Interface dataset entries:
_ _ _ _ _ _ _

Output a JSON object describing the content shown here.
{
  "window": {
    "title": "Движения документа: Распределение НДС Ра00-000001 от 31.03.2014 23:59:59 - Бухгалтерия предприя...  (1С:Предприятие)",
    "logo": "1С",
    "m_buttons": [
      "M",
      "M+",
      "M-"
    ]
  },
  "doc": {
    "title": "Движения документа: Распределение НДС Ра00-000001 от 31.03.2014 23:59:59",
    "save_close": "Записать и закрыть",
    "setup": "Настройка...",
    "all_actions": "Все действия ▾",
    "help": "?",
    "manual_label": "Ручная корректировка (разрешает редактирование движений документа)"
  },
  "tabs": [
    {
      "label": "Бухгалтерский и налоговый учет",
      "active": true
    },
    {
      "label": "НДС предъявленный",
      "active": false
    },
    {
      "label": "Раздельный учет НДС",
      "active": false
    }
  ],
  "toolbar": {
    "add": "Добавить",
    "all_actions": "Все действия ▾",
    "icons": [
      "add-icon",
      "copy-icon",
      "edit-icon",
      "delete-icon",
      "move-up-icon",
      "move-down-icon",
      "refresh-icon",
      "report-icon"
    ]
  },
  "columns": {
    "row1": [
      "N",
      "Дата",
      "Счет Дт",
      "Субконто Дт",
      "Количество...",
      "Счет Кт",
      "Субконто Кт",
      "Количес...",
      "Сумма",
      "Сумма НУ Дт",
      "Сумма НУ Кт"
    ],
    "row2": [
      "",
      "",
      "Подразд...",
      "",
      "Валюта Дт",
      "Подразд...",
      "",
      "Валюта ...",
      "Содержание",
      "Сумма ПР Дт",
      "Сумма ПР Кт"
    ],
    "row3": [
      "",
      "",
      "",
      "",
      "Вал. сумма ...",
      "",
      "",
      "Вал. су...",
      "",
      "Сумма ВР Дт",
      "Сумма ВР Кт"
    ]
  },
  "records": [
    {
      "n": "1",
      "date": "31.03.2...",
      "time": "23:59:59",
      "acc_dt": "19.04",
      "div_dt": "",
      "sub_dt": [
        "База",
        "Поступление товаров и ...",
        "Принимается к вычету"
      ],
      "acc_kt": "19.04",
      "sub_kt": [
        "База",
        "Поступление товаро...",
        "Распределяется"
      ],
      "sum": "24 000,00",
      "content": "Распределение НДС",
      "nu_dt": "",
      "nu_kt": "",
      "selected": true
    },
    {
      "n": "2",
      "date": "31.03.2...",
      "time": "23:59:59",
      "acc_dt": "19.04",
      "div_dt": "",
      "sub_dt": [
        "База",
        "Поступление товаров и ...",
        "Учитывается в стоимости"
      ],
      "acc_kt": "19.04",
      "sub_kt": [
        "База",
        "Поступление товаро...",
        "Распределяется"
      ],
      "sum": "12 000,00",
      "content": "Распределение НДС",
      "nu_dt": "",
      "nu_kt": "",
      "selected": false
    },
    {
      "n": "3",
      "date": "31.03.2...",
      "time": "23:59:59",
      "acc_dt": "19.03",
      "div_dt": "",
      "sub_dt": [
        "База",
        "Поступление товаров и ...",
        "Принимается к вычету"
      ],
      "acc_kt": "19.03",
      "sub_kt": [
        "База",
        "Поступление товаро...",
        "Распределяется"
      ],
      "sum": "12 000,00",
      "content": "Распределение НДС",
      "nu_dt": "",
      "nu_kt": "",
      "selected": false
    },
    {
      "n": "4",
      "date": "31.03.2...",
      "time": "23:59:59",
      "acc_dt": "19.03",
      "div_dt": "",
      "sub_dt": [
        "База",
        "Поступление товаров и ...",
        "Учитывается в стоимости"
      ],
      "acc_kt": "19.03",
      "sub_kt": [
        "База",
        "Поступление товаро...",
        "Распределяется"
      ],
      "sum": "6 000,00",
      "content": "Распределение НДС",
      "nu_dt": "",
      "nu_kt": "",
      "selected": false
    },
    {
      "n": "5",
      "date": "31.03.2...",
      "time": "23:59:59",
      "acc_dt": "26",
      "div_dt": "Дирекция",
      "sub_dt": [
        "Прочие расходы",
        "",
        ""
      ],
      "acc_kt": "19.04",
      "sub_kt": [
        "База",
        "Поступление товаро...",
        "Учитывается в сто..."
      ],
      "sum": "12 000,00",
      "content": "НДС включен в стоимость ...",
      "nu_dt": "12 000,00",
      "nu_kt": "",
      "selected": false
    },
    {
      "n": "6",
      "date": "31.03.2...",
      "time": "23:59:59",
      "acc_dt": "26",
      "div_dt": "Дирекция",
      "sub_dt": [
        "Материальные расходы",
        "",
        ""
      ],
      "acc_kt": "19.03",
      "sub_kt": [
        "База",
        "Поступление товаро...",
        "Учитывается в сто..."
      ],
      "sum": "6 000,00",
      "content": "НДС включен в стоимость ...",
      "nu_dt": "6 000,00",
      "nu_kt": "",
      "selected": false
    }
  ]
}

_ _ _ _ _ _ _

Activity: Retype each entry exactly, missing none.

Result for this task:
Output a JSON object describing the content shown here.
{
  "window": {
    "title": "Движения документа: Распределение НДС Ра00-000001 от 31.03.2014 23:59:59 - Бухгалтерия предприя...  (1С:Предприятие)",
    "logo": "1С",
    "m_buttons": [
      "M",
      "M+",
      "M-"
    ]
  },
  "doc": {
    "title": "Движения документа: Распределение НДС Ра00-000001 от 31.03.2014 23:59:59",
    "save_close": "Записать и закрыть",
    "setup": "Настройка...",
    "all_actions": "Все действия ▾",
    "help": "?",
    "manual_label": "Ручная корректировка (разрешает редактирование движений документа)"
  },
  "tabs": [
    {
      "label": "Бухгалтерский и налоговый учет",
      "active": true
    },
    {
      "label": "НДС предъявленный",
      "active": false
    },
    {
      "label": "Раздельный учет НДС",
      "active": false
    }
  ],
  "toolbar": {
    "add": "Добавить",
    "all_actions": "Все действия ▾",
    "icons": [
      "add-icon",
      "copy-icon",
      "edit-icon",
      "delete-icon",
      "move-up-icon",
      "move-down-icon",
      "refresh-icon",
      "report-icon"
    ]
  },
  "columns": {
    "row1": [
      "N",
      "Дата",
      "Счет Дт",
      "Субконто Дт",
      "Количество...",
      "Счет Кт",
      "Субконто Кт",
      "Количес...",
      "Сумма",
      "Сумма НУ Дт",
      "Сумма НУ Кт"
    ],
    "row2": [
      "",
      "",
      "Подразд...",
      "",
      "Валюта Дт",
      "Подразд...",
      "",
      "Валюта ...",
      "Содержание",
      "Сумма ПР Дт",
      "Сумма ПР Кт"
    ],
    "row3": [
      "",
      "",
      "",
      "",
      "Вал. сумма ...",
      "",
      "",
      "Вал. су...",
      "",
      "Сумма ВР Дт",
      "Сумма ВР Кт"
    ]
  },
  "records": [
    {
      "n": "1",
      "date": "31.03.2...",
      "time": "23:59:59",
      "acc_dt": "19.04",
      "div_dt": "",
      "sub_dt": [
        "База",
        "Поступление товаров и ...",
        "Принимается к вычету"
      ],
      "acc_kt": "19.04",
      "sub_kt": [
        "База",
        "Поступление товаро...",
        "Распределяется"
      ],
      "sum": "24 000,00",
      "content": "Распределение НДС",
      "nu_dt": "",
      "nu_kt": "",
      "selected": true
    },
    {
      "n": "2",
      "date": "31.03.2...",
      "time": "23:59:59",
      "acc_dt": "19.04",
      "div_dt": "",
      "sub_dt": [
        "База",
        "Поступление товаров и ...",
        "Учитывается в стоимости"
      ],
      "acc_kt": "19.04",
      "sub_kt": [
        "База",
        "Поступление товаро...",
        "Распределяется"
      ],
      "sum": "12 000,00",
      "content": "Распределение НДС",
      "nu_dt": "",
      "nu_kt": "",
      "selected": false
    },
    {
      "n": "3",
      "date": "31.03.2...",
      "time": "23:59:59",
      "acc_dt": "19.03",
      "div_dt": "",
      "sub_dt": [
        "База",
        "Поступление товаров и ...",
        "Принимается к вычету"
      ],
      "acc_kt": "19.03",
      "sub_kt": [
        "База",
        "Поступление товаро...",
        "Распределяется"
      ],
      "sum": "12 000,00",
      "content": "Распределение НДС",
      "nu_dt": "",
      "nu_kt": "",
      "selected": false
    },
    {
      "n": "4",
      "date": "31.03.2...",
      "time": "23:59:59",
      "acc_dt": "19.03",
      "div_dt": "",
      "sub_dt": [
        "База",
        "Поступление товаров и ...",
        "Учитывается в стоимости"
      ],
      "acc_kt": "19.03",
      "sub_kt": [
        "База",
        "Поступление товаро...",
        "Распределяется"
      ],
      "sum": "6 000,00",
      "content": "Распределение НДС",
      "nu_dt": "",
      "nu_kt": "",
      "selected": false
    },
    {
      "n": "5",
      "date": "31.03.2...",
      "time": "23:59:59",
      "acc_dt": "26",
      "div_dt": "Дирекция",
      "sub_dt": [
        "Прочие расходы",
        "",
        ""
      ],
      "acc_kt": "19.04",
      "sub_kt": [
        "База",
        "Поступление товаро...",
        "Учитывается в сто..."
      ],
      "sum": "12 000,00",
      "content": "НДС включен в стоимость ...",
      "nu_dt": "12 000,00",
      "nu_kt": "",
      "selected": false
    },
    {
      "n": "6",
      "date": "31.03.2...",
      "time": "23:59:59",
      "acc_dt": "26",
      "div_dt": "Дирекция",
      "sub_dt": [
        "Материальные расходы",
        "",
        ""
      ],
      "acc_kt": "19.03",
      "sub_kt": [
        "База",
        "Поступление товаро...",
        "Учитывается в сто..."
      ],
      "sum": "6 000,00",
      "content": "НДС включен в стоимость ...",
      "nu_dt": "6 000,00",
      "nu_kt": "",
      "selected": false
    }
  ]
}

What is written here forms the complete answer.